And the tiger lilies! They stand a stately 5' tall when they bloom, hundreds of them! They reseed freely here and there and I never know where to expect another one among the garden beds!
I mourn the loss of some plants that seem to be irreplaceable, expecially a yellow dwarf daylily (hemerocallis) that bloomed in April (it just disappeared one year), I have tried to find a replacement but it may be lost to the nursery trade. I still keep hoping it will show up somewhere in the garden A lovely white Japanese viburnum simply declined and died one spring. There was another pink dogwood that graced the backyard but it succumbed when a black walnut grew into its space, and they disagreed with each other. Dogwoods and black walnuts just can't seem to get along; probably because of the alleopathic chemical juglone produced in the walnut roots.

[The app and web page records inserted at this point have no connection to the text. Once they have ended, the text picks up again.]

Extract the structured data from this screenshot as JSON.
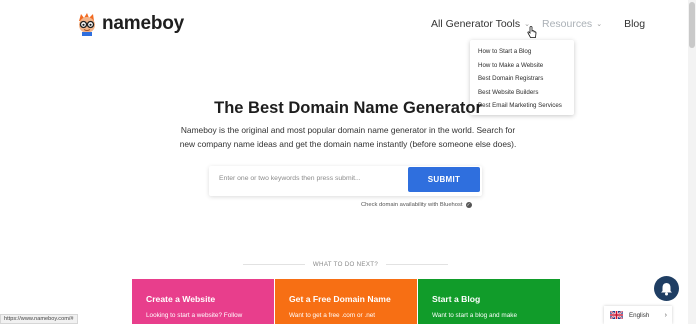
{
  "header": {
    "logo_text_bold": "name",
    "logo_text_rest": "boy",
    "nav": {
      "generator_tools": "All Generator Tools",
      "resources": "Resources",
      "blog": "Blog"
    }
  },
  "resources_dropdown": {
    "items": [
      "How to Start a Blog",
      "How to Make a Website",
      "Best Domain Registrars",
      "Best Website Builders",
      "Best Email Marketing Services"
    ]
  },
  "hero": {
    "title": "The Best Domain Name Generator",
    "subtitle": "Nameboy is the original and most popular domain name generator in the world. Search for new company name ideas and get the domain name instantly (before someone else does)."
  },
  "search": {
    "placeholder": "Enter one or two keywords then press submit...",
    "value": "",
    "submit_label": "SUBMIT",
    "availability_note": "Check domain availability with Bluehost"
  },
  "next_section": {
    "label": "WHAT TO DO NEXT?",
    "cards": [
      {
        "title": "Create a Website",
        "text": "Looking to start a website? Follow",
        "color": "#e83e8c"
      },
      {
        "title": "Get a Free Domain Name",
        "text": "Want to get a free .com or .net",
        "color": "#f76f14"
      },
      {
        "title": "Start a Blog",
        "text": "Want to start a blog and make",
        "color": "#119c2a"
      }
    ]
  },
  "language": {
    "selected": "English"
  },
  "status_url": "https://www.nameboy.com/#",
  "colors": {
    "accent": "#2f6fde",
    "chat": "#1f3e63"
  }
}
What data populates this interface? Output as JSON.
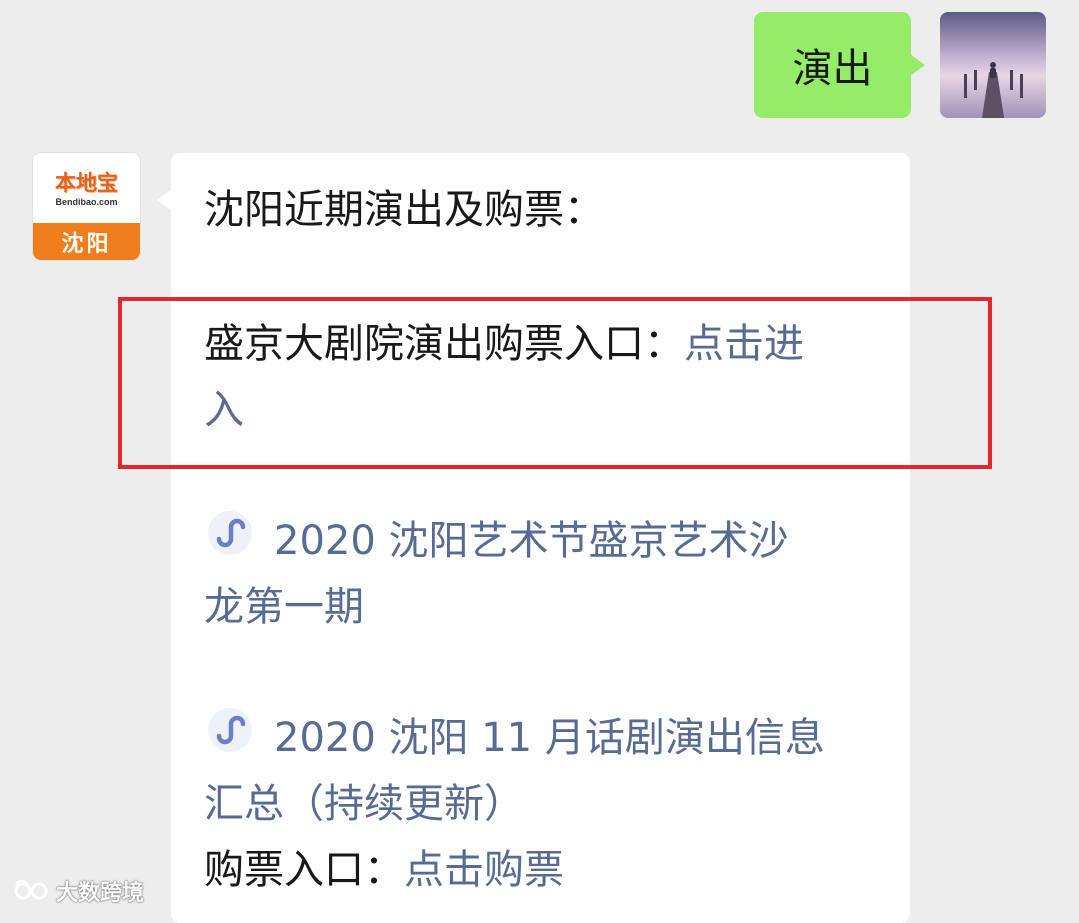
{
  "outgoing": {
    "text": "演出"
  },
  "incoming": {
    "sender_logo": {
      "brand_text": "本地宝",
      "site_text": "Bendibao.com",
      "city_text": "沈阳"
    },
    "heading": "沈阳近期演出及购票：",
    "highlighted_entry": {
      "label": "盛京大剧院演出购票入口：",
      "link_line1": "点击进",
      "link_line2": "入"
    },
    "mini_program_links": [
      {
        "icon": "mini-program-icon",
        "line1": "2020 沈阳艺术节盛京艺术沙",
        "line2": "龙第一期"
      },
      {
        "icon": "mini-program-icon",
        "line1": "2020 沈阳 11 月话剧演出信息",
        "line2": "汇总（持续更新）"
      }
    ],
    "ticket_entry": {
      "label": "购票入口：",
      "link": "点击购票"
    }
  },
  "watermark": {
    "text": "大数跨境"
  },
  "colors": {
    "background": "#ededed",
    "outgoing_bubble": "#95ec69",
    "incoming_bubble": "#ffffff",
    "link": "#576b95",
    "highlight_border": "#e0282e",
    "logo_orange": "#f07e1e"
  }
}
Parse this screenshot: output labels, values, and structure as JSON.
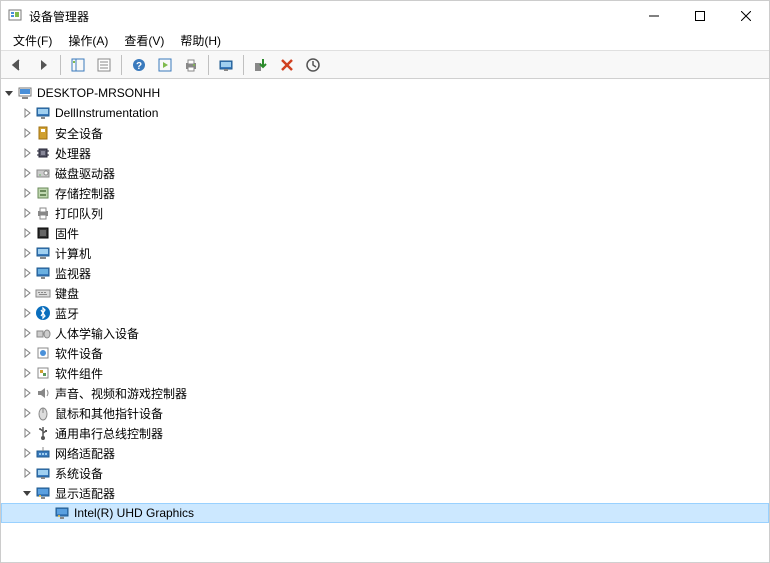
{
  "window": {
    "title": "设备管理器"
  },
  "menu": {
    "file": "文件(F)",
    "action": "操作(A)",
    "view": "查看(V)",
    "help": "帮助(H)"
  },
  "tree": {
    "root": {
      "label": "DESKTOP-MRSONHH",
      "expanded": true
    },
    "children": [
      {
        "label": "DellInstrumentation",
        "icon": "monitor"
      },
      {
        "label": "安全设备",
        "icon": "security"
      },
      {
        "label": "处理器",
        "icon": "cpu"
      },
      {
        "label": "磁盘驱动器",
        "icon": "disk"
      },
      {
        "label": "存储控制器",
        "icon": "storage"
      },
      {
        "label": "打印队列",
        "icon": "printer"
      },
      {
        "label": "固件",
        "icon": "firmware"
      },
      {
        "label": "计算机",
        "icon": "computer"
      },
      {
        "label": "监视器",
        "icon": "monitor2"
      },
      {
        "label": "键盘",
        "icon": "keyboard"
      },
      {
        "label": "蓝牙",
        "icon": "bluetooth"
      },
      {
        "label": "人体学输入设备",
        "icon": "hid"
      },
      {
        "label": "软件设备",
        "icon": "software"
      },
      {
        "label": "软件组件",
        "icon": "component"
      },
      {
        "label": "声音、视频和游戏控制器",
        "icon": "sound"
      },
      {
        "label": "鼠标和其他指针设备",
        "icon": "mouse"
      },
      {
        "label": "通用串行总线控制器",
        "icon": "usb"
      },
      {
        "label": "网络适配器",
        "icon": "network"
      },
      {
        "label": "系统设备",
        "icon": "system"
      },
      {
        "label": "显示适配器",
        "icon": "display",
        "expanded": true,
        "children": [
          {
            "label": "Intel(R) UHD Graphics",
            "icon": "display",
            "selected": true
          }
        ]
      }
    ]
  }
}
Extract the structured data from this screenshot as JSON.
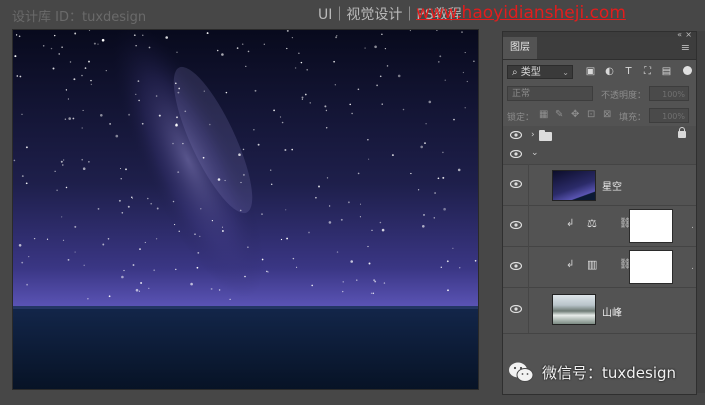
{
  "watermarks": {
    "left": "设计库 ID：tuxdesign",
    "middle": "UI｜视觉设计｜PS教程",
    "url": "www.haoyidiansheji.com"
  },
  "panel": {
    "tab": "图层",
    "filter": {
      "kind": "类型",
      "icons": [
        "image-filter-icon",
        "adjustment-filter-icon",
        "text-filter-icon",
        "shape-filter-icon",
        "smart-object-filter-icon"
      ]
    },
    "blend_mode": "正常",
    "opacity_label": "不透明度：",
    "opacity_value": "100%",
    "lock_label": "锁定：",
    "fill_label": "填充：",
    "fill_value": "100%",
    "layers": [
      {
        "type": "group",
        "name": "",
        "locked": true
      },
      {
        "type": "group-expanded",
        "name": ""
      },
      {
        "type": "smart-object",
        "name": "星空"
      },
      {
        "type": "adjustment",
        "icon": "balance-icon",
        "clipped": true
      },
      {
        "type": "adjustment",
        "icon": "gradient-map-icon",
        "clipped": true
      },
      {
        "type": "smart-object",
        "name": "山峰"
      }
    ]
  },
  "wechat": {
    "text": "微信号：tuxdesign"
  },
  "colors": {
    "canvas_sky_top": "#090c22",
    "canvas_sky_mid": "#27285b",
    "canvas_glow": "#5a55b3",
    "canvas_ground": "#0a1a34"
  }
}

There was a concrete birdbath, embedded with shells, stones and bits of jewelry. I have found most of the broken pieces and used them as a surround for a tub of yellow water iris.
The siding on the studio is cut from tongue and groove boards that clad the one-room cabin. Board and batten ceiling from the old structure was made into a cupboard I use on the back porch for garden sundries, boots and gloves.
Sometimes I wish she would come back again for another look. I would like to know what she thinks of her garden now. I miss her, this lady I never had the chance to meet but feel I know so well. I live with her in small ways, every day, for her personality is stamped upon this house and garden as surely as our own. She would have been a good friend.
"Where is heaven? Is it not
Just a friendly garden plot,
Walled with stone and roofed with sun? "